Digital distractions should be banned from roadways

They are everywhere, and they are causing serious problems for citizens of Wichita.

Digital billboards cause driving problems for everyone within sight of the obnoxious signage.

Such roadway blights are most prominently found at Speedy Cash payday advance centers. Those signs have the cute kangaroo jumping all over the screen, making it look like fun to spend money before a person’s paycheck is even written.

Aside from the obvious financial problems with utilizing such forms of quick cash, these signs are a nuisance, and the effects are felt on nearly every street.

Those stores are like weeds. They spring up with little warning, and nothing seems to be able to stop them from thriving.

They are a huge distraction to any driver.

The pulsating lights are suppose to attract the eye of motorists as they pass, but this is hazardous to not only the distracted driver but also others on the road at the same time.

In a time when citizens are urged not to talk on cell phones while driving due to the distracting nature, how is a flashy, electronic billboard any better?

The mayor of Atlanta, Shirley Franklin, saw the problem with these signs, and according to an Atlanta Business Chronicle article, she signed an executive order in December 2007 that banned the use of outdoor electronic signage until such devices can be regulated properly.

Granted, Wichita has also taken steps to keep the bright LED advertisements in line with a greater need for safety, but the problem is rapidly spreading.

Fast-food drive-in Sonic is also beginning to bring sparkle to signs at many of their eateries.

It’s getting ludicrous.

Emergency personnel are already stretched thin trying to cover cities with ever-growing populations. Factor in an increasing number of motor-vehicle accidents due to inattentive driving brought about by digital billboards, and one has to wonder why such advertising mediums would be permitted.

Someone is going to have to die in a fiery car crash before such loathsome advertising is halted for good.

Of course, the idea of the digital billboards is novel and worthy of praise for such innovation and creativity, but for how long should a product, even an ingenious one, be utilized if it is putting the lives of the target audience at risk?

That answer is quite simple — not long at all.

This is especially true for the billboards of the mobile variety.

Box trucks can be seen driving around the city displaying rolling messages on the sides of the cargo compartments.

These too are exceptionally distracting because they are so interesting and near to the viewer.

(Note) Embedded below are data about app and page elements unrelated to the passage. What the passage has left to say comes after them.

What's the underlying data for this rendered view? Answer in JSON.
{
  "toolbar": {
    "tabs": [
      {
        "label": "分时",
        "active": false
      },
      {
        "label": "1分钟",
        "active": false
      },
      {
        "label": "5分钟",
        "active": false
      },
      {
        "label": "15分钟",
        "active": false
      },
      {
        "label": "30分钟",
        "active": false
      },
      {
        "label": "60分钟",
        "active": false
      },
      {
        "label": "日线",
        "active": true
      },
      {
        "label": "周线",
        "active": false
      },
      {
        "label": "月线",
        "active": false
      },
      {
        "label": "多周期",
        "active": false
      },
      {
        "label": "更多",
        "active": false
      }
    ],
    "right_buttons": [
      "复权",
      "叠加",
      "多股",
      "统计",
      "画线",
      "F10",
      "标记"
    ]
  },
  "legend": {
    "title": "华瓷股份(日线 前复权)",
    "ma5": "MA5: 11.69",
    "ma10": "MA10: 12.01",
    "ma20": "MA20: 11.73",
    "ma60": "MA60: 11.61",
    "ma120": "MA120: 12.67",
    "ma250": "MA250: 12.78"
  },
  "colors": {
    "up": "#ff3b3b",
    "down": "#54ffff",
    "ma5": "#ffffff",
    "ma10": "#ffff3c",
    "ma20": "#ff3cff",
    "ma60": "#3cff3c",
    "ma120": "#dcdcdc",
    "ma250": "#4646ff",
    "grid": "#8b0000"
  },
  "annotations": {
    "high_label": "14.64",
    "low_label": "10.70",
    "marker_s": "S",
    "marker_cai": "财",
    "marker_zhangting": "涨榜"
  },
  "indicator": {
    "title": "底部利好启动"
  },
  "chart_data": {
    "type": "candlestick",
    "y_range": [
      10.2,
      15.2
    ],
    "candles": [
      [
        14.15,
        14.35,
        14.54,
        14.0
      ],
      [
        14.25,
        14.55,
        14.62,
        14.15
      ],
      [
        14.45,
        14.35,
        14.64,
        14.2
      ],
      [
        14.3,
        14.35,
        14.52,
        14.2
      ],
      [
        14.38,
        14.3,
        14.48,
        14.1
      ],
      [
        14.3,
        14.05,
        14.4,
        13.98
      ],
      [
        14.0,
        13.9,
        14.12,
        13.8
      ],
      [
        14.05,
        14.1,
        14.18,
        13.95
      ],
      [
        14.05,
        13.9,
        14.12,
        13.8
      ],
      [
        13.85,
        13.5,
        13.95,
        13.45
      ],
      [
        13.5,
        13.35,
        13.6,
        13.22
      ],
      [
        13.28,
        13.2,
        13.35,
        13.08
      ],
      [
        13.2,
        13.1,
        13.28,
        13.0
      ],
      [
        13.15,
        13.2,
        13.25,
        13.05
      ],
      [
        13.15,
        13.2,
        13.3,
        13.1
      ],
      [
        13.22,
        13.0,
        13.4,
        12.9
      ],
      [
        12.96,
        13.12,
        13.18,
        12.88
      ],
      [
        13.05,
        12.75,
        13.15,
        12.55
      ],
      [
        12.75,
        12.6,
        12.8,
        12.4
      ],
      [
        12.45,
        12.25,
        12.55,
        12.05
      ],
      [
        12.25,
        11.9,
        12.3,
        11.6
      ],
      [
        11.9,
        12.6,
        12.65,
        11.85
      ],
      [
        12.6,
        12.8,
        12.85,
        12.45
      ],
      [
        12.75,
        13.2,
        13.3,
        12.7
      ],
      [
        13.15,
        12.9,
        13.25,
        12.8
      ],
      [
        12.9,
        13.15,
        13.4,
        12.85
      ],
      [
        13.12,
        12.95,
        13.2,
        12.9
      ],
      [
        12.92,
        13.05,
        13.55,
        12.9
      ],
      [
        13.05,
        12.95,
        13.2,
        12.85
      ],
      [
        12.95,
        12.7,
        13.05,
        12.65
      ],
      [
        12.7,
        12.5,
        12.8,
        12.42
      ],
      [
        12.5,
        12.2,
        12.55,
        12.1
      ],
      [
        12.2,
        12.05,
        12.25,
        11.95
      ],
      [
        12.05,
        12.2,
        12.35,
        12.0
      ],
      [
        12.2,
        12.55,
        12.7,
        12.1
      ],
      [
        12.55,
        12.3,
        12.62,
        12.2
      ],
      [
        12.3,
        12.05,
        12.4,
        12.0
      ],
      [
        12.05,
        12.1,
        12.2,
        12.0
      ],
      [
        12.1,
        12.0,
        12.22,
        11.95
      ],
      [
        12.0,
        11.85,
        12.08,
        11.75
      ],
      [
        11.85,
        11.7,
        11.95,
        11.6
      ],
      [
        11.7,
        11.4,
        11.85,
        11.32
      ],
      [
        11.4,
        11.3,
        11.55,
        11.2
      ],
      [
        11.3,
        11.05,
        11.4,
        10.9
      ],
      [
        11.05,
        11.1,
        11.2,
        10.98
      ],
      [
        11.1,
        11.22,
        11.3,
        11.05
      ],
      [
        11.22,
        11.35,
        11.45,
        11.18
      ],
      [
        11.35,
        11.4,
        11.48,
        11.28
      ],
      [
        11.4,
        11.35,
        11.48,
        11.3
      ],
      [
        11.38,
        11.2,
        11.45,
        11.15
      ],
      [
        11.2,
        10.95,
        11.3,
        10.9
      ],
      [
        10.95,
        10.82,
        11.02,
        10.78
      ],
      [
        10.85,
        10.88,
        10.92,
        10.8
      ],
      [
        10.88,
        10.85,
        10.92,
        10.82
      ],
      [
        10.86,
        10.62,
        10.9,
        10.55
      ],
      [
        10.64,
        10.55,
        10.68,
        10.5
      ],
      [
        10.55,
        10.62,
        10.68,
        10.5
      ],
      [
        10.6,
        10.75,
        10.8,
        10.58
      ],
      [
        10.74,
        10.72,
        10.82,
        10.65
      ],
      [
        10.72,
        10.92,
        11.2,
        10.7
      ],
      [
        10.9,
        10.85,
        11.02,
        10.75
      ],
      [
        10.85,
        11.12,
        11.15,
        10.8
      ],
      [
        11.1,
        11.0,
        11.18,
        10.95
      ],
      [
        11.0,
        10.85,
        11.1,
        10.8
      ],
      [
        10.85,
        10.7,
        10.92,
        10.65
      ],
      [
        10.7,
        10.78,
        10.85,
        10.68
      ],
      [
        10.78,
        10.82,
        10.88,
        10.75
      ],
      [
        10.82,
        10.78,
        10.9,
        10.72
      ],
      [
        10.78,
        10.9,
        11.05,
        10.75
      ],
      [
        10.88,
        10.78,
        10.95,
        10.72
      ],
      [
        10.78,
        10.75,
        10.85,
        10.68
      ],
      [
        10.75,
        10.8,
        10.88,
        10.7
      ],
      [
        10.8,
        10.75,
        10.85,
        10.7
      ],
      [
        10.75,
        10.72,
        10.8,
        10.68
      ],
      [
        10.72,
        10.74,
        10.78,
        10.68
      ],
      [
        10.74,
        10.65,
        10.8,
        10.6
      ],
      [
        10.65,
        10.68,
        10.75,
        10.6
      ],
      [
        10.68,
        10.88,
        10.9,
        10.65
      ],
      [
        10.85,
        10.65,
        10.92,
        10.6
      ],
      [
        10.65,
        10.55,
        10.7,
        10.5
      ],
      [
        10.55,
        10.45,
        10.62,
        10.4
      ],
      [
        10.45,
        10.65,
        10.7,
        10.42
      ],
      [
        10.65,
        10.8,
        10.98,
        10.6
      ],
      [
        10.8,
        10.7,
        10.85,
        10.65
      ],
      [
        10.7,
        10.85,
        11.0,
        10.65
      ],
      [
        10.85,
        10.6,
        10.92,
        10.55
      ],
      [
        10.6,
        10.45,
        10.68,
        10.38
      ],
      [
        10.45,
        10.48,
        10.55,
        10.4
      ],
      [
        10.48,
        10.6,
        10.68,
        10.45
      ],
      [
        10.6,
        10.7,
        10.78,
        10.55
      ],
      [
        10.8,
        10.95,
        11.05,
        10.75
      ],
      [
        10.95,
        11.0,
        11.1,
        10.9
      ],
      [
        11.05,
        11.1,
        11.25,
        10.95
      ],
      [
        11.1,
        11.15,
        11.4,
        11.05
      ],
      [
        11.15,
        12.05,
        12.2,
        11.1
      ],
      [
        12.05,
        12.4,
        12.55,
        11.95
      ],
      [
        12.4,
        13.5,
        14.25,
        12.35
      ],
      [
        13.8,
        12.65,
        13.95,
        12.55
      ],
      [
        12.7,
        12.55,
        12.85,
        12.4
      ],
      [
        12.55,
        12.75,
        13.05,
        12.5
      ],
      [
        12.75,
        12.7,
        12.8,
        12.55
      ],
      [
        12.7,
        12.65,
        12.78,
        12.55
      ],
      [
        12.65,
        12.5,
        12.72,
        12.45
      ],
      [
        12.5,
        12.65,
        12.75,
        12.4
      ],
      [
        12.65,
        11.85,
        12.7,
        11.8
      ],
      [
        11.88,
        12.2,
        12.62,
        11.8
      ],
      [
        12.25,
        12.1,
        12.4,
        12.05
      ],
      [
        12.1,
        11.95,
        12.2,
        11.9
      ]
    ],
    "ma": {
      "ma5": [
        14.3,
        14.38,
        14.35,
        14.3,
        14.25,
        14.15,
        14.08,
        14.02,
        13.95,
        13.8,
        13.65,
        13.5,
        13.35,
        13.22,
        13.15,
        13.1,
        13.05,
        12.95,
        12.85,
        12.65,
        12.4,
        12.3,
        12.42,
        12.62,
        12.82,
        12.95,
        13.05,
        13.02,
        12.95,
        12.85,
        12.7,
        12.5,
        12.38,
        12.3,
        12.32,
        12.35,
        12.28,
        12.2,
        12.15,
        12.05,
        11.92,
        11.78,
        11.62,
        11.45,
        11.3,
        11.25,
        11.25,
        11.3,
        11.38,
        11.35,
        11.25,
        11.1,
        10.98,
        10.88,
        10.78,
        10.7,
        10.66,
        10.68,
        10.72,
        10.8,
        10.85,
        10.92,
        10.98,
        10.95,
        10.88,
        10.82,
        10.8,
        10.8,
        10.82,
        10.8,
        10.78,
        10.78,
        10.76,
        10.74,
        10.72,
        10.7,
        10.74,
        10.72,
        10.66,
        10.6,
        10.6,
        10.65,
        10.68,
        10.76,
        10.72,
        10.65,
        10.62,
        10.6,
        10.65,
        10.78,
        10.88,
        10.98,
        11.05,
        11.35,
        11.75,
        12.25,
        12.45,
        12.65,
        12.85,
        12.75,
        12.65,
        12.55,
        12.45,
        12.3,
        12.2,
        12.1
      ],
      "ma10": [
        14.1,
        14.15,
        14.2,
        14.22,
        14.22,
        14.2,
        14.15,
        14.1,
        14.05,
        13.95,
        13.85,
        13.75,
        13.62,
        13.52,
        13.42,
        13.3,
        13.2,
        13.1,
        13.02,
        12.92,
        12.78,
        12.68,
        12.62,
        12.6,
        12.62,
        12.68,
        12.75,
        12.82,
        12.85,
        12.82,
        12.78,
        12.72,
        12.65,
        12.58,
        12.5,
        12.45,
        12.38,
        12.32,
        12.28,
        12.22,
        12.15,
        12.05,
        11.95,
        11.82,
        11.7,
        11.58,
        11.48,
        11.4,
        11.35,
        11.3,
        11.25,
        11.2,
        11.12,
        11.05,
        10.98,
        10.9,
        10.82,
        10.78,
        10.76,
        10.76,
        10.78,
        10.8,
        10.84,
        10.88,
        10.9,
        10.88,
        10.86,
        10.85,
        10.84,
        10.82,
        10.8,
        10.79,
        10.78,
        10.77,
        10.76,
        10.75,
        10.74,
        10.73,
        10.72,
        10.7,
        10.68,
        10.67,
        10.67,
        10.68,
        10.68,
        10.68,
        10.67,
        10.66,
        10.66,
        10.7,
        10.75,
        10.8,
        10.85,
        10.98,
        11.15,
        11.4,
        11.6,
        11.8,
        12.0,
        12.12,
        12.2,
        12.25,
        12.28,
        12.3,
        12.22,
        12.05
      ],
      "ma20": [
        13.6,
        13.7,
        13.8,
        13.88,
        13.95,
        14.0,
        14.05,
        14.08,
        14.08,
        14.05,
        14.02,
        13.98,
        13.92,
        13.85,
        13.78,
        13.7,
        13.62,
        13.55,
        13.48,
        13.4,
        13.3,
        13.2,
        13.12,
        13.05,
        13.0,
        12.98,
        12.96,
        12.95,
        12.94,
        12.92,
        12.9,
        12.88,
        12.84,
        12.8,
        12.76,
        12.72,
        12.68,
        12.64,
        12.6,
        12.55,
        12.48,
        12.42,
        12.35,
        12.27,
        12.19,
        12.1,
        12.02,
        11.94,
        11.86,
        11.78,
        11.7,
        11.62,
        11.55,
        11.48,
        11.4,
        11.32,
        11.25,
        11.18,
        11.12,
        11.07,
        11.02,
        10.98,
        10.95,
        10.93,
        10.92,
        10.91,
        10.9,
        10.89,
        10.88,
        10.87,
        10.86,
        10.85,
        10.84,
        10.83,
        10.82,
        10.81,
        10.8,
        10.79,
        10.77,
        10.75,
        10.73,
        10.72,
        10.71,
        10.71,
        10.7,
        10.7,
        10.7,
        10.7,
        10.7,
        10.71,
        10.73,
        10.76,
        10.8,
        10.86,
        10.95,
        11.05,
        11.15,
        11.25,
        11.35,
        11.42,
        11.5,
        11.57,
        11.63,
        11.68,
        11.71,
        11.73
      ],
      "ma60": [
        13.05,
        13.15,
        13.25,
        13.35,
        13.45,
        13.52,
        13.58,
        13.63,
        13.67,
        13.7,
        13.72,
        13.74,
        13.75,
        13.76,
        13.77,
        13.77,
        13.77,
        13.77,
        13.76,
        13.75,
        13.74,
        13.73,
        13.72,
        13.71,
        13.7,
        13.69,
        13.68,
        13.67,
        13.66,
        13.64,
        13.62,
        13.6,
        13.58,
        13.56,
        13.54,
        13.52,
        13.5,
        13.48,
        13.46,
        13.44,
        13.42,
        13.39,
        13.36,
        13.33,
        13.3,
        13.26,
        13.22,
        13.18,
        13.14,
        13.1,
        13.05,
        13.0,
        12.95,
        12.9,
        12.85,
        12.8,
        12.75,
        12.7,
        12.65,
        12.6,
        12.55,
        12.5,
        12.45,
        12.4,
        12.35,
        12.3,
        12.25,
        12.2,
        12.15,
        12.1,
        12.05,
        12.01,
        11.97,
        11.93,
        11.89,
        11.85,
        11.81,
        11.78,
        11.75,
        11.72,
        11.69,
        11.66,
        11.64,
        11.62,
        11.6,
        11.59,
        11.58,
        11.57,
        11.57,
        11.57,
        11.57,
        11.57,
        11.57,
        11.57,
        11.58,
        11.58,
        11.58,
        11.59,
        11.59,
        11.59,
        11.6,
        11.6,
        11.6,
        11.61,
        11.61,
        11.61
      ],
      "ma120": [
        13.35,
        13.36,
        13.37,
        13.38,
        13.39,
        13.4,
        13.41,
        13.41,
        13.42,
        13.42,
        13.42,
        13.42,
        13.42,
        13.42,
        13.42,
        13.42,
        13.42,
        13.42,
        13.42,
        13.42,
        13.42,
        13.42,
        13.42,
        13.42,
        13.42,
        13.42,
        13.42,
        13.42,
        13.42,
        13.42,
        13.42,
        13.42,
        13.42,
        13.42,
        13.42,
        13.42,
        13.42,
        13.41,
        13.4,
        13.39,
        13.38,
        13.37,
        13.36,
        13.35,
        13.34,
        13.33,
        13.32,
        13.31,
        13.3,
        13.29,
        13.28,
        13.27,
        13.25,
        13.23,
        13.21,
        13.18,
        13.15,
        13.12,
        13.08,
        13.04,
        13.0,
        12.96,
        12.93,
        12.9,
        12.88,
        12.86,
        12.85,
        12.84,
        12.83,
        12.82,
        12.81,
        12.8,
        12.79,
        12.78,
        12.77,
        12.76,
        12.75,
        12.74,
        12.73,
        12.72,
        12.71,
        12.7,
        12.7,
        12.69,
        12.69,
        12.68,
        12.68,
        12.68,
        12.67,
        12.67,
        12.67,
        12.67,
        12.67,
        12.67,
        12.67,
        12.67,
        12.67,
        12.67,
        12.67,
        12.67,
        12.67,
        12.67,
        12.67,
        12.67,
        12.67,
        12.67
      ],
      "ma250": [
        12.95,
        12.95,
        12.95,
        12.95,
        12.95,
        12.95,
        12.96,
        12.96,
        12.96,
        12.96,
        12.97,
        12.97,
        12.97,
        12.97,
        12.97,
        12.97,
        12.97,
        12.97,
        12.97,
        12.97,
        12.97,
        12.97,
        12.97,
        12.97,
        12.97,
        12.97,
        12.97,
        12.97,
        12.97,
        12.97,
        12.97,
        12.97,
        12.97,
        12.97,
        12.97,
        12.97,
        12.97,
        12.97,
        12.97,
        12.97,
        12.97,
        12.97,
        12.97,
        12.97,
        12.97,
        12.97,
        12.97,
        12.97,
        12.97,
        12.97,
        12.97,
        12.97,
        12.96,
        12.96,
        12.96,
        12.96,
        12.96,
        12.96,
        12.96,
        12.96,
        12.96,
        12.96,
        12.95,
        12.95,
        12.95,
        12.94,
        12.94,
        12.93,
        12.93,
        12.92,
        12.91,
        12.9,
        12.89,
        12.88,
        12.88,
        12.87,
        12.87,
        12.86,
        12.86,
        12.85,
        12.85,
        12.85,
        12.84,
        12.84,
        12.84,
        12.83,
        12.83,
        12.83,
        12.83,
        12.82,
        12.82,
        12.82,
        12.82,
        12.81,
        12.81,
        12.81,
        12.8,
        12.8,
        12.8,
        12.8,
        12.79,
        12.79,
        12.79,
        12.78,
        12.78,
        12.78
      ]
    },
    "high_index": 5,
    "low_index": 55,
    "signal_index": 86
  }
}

Drivers might stare at them trying to read the messages being displayed while simultaneously attempting to understand how the contraption really works.

Such thought processes create the perfect equation for disaster.

 

Electronic billboards, whether attached to the exterior of a building or scrolling on the side of a moving vehicle, need to be banned.

Doing so will save everyone from bodily harm derived from automobile accidents caused by distracting kangaroos on flashy digital billboards.

Thankfully such eyesores have not yet dominated nice, quiet communities.

 If and when that happens, the people need to rise up and give a resounding shout of opposition to even the mere thought of being visually attacked by the flashing signs.

Please follow and like us:
About toddvogts 736 Articles
My name is Todd Vogts. I like the color green, riding my motorcycle, and being with my family and friends. A good book is a perfect companion for me any time, and I'm an author and journalist. Visit my website at www.toddvogts.com and follow me on Twitter at www.twitter.com/toddvogts.